One time I was made keenly aware of the perfect rightness of the title “Untitled” was at the exhibition of the works of Agnes Martin’s paintings, which she consistently and most deliberately titled “Untitled.” From one painting to the next, identical in size and subtle in difference, at a glance they look alike; it is only on intense inspection the strong presence of each, which gives each work its unmistakably identity, impresses the viewer and makes it unforgettable. Each painting identifies its visual reality that no lengthy description, not to speak of a title of any kind, can ever communicate profitably; it is revealed only in concentrated and prolonged and seeing. Not all non-figurative paintings share this concrete optical quality.

Then, more recently, at the exhibition of Cindy Sherman’s photographs, I was equally impressed by her “Untitled” titling of her series “Untitled Film Stills.” Her self-portraits as fictional but plausible film characters might be identified as types, like “tired housewife.” “young hitchhiker.” “sex kitten,” or whatever, but any title with a literary or cinematic reference only detracts from the specific identify of each feigned character, its immediacy (even though distanced as a screen image, simulation as it may be). This observations holds, too, for Sherman’s later photographs of “society women, “centerfolds,” and “historical characters.” Moreover, any specific title is not only redundant but falsifying since the reality of her photographed images is double-layered: one of her self-representation in different guises and the other of the character she is donning. Her photographs simultaneously draws our attention to the persona as a person and the persona as a mask In later works, in fact, she makes her prosthetic applications deliberately visible to distinguish the two layers of representation. Strictly figurative, unlike Agnes Martin’s paintings, Sherman’s photographs are strong by virtue of their unmitigated specificity.

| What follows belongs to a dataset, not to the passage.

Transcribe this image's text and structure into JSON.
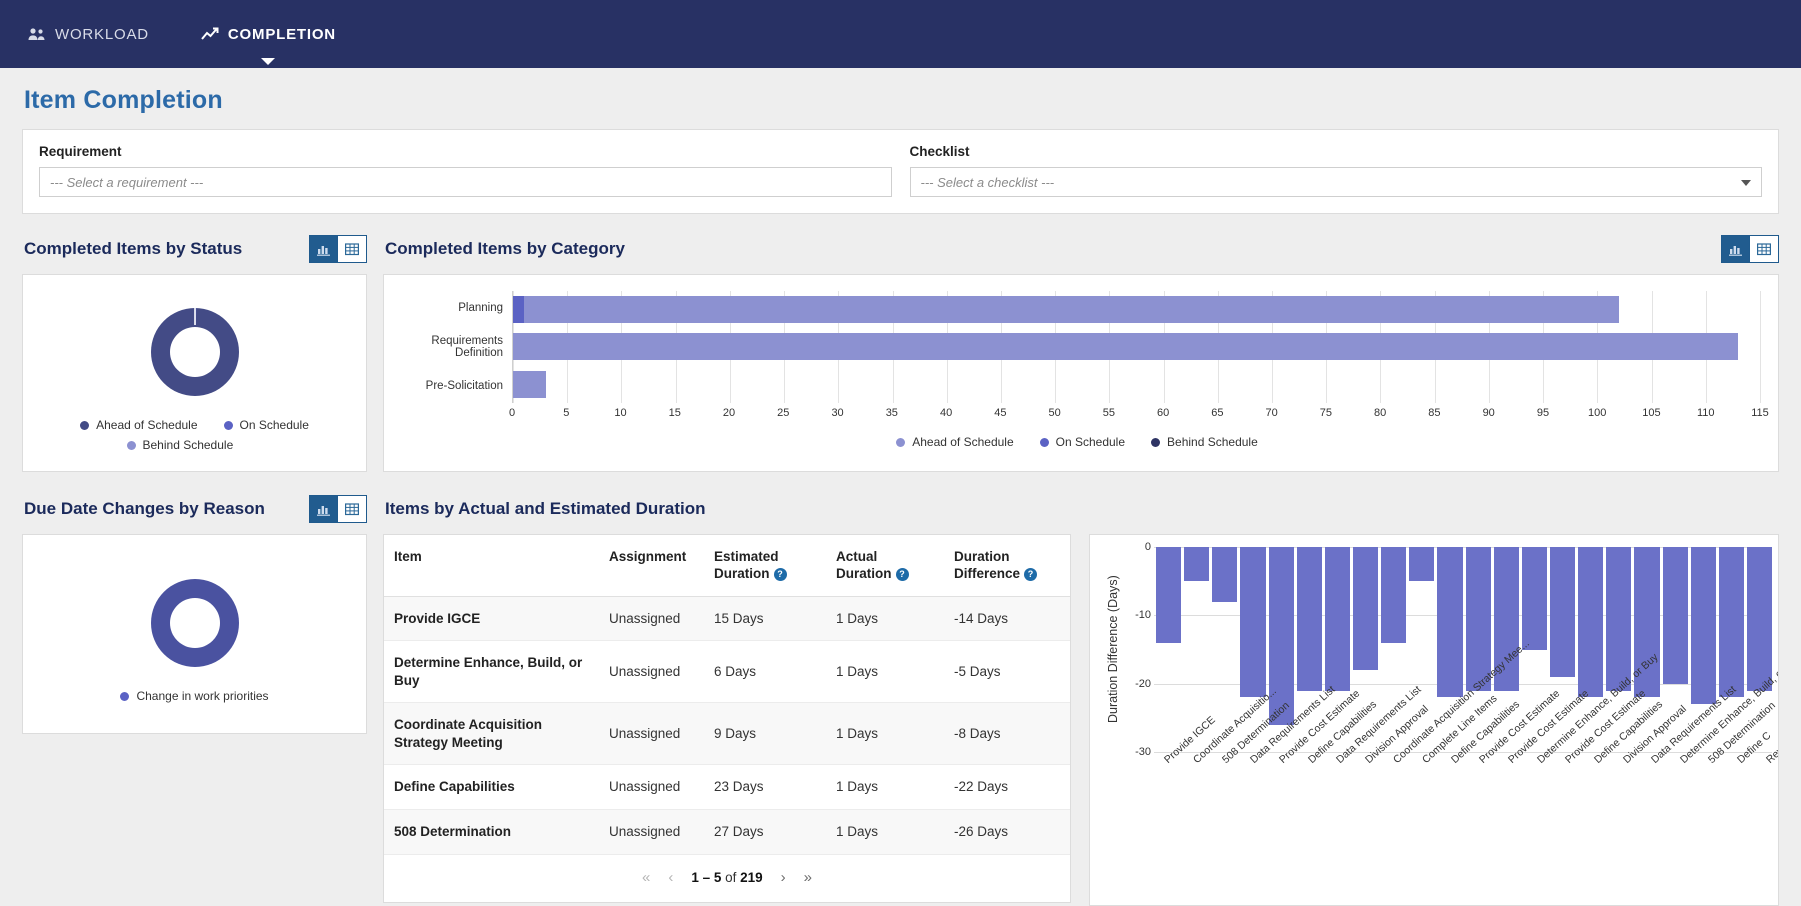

Too often, I still contend, paintings of vague or blurred identity are lazily left “Untitled”, and they vex me.